◆ **AVAILABLE DATA**:

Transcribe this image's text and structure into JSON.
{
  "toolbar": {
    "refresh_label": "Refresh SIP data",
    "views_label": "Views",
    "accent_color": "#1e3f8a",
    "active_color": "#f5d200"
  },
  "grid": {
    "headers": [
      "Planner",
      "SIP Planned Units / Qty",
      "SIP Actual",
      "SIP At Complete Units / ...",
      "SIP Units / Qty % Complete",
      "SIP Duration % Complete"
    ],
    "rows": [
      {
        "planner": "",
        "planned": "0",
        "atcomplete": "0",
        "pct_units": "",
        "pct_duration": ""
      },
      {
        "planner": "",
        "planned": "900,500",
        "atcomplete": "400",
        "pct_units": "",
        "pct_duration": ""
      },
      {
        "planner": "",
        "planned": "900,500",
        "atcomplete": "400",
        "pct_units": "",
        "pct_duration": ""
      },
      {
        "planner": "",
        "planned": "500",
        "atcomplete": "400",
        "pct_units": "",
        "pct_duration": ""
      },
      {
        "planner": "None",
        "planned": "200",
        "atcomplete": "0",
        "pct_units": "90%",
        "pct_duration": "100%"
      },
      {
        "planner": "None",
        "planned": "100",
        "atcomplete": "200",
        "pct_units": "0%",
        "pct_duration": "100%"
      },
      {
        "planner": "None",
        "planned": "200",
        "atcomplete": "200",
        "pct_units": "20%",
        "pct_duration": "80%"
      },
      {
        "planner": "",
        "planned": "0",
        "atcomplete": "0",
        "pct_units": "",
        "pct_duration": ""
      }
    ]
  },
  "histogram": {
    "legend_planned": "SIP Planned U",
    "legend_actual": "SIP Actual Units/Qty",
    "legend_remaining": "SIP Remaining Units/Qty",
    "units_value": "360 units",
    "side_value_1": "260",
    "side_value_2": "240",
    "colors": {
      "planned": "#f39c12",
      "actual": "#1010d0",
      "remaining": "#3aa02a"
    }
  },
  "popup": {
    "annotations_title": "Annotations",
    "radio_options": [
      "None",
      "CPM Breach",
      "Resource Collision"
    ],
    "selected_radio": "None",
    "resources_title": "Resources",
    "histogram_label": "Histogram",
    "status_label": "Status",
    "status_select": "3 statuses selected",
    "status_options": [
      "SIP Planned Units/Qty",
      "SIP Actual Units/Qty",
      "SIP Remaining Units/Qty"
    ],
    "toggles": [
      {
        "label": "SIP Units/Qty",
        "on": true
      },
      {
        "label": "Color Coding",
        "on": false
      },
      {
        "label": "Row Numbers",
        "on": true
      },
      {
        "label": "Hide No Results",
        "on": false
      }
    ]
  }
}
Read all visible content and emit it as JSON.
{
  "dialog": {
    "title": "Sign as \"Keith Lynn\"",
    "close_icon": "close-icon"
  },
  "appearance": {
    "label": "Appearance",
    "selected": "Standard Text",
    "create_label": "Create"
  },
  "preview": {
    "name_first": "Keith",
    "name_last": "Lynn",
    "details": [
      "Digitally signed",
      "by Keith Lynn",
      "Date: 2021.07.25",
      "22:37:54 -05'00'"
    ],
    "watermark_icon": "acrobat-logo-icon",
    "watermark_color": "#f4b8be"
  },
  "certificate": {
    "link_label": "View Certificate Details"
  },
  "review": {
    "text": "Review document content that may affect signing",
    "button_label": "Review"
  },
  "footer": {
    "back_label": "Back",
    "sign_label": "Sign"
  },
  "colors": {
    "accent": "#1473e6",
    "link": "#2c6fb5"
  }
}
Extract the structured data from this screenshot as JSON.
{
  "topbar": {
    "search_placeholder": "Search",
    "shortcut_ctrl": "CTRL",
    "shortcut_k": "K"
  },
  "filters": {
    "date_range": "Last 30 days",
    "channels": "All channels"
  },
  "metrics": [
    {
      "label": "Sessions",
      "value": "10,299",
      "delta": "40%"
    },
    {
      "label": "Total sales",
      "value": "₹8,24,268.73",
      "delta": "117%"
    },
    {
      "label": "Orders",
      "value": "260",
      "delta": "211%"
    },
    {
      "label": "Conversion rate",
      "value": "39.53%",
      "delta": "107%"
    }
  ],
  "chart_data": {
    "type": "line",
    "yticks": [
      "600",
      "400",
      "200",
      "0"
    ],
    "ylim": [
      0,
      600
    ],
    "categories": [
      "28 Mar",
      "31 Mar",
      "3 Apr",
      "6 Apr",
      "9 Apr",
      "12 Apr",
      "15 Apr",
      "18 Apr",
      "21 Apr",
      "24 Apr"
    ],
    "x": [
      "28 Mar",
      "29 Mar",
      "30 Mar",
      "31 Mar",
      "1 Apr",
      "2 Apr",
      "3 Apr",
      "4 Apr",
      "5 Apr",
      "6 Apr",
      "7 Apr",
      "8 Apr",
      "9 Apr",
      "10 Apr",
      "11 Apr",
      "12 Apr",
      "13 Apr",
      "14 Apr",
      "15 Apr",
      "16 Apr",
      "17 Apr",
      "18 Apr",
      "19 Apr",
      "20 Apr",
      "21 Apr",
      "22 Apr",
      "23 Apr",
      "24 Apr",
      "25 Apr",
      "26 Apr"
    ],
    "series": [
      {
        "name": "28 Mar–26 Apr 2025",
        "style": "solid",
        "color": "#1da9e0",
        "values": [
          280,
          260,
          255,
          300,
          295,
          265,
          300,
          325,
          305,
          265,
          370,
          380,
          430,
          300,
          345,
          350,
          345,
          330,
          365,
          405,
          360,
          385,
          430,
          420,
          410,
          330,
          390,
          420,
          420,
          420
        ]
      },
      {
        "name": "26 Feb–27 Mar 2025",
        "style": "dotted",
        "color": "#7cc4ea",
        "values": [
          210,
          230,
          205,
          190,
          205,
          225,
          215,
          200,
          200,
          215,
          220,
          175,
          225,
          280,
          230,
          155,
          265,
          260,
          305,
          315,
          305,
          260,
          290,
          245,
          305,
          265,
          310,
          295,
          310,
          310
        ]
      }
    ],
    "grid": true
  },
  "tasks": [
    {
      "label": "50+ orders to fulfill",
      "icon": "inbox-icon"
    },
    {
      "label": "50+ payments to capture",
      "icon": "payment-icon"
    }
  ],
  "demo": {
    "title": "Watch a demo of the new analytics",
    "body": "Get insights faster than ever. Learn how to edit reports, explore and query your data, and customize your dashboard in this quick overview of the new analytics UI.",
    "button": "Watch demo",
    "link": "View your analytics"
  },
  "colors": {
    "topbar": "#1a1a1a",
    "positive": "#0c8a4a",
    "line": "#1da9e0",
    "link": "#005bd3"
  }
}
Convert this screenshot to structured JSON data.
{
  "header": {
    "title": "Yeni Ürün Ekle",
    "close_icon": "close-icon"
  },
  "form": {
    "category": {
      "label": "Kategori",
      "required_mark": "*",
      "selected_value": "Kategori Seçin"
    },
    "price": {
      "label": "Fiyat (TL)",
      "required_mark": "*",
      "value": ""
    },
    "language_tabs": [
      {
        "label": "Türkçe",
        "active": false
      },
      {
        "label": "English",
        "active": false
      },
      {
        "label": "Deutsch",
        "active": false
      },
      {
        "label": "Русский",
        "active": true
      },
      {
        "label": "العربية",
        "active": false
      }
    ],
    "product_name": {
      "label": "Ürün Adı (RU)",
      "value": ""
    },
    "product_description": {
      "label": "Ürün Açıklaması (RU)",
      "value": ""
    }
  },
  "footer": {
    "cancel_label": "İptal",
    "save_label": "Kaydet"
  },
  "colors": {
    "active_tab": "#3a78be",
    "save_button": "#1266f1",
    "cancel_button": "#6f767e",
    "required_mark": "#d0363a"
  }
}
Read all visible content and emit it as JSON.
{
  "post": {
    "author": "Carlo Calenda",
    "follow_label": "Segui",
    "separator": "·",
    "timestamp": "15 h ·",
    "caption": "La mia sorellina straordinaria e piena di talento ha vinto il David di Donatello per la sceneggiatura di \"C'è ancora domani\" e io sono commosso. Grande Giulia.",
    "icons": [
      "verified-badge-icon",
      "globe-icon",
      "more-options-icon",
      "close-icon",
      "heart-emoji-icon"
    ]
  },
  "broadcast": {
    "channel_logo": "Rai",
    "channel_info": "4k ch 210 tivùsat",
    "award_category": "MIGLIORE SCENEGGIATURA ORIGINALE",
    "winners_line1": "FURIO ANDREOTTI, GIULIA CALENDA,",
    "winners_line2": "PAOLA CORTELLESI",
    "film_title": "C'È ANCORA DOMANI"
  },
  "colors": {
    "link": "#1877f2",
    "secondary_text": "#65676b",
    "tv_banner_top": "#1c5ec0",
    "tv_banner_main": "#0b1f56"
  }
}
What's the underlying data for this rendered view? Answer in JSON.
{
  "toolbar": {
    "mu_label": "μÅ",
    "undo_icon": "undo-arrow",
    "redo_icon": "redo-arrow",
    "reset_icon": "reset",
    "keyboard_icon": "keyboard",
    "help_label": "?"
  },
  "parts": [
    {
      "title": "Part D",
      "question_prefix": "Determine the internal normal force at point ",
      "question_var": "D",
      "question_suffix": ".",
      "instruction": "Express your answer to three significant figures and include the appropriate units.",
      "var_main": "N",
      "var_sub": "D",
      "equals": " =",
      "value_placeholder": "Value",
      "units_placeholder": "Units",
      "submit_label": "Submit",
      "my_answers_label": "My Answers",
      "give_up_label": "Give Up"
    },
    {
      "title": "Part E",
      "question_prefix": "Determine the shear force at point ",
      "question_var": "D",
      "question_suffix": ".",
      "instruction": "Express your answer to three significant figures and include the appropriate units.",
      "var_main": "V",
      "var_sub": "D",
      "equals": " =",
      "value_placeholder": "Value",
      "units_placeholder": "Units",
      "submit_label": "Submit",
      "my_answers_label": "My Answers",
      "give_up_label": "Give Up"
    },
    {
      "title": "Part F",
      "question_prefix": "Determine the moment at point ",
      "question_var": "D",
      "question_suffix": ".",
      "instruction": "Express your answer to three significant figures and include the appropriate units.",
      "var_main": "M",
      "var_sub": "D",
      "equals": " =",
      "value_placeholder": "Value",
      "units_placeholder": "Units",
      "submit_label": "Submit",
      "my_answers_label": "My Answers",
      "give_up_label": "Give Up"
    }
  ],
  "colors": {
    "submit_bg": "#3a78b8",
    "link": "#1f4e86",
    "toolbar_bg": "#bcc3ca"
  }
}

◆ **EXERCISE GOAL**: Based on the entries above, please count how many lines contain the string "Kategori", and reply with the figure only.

◆ **SOLUTION TO THIS PROBLEM**: 2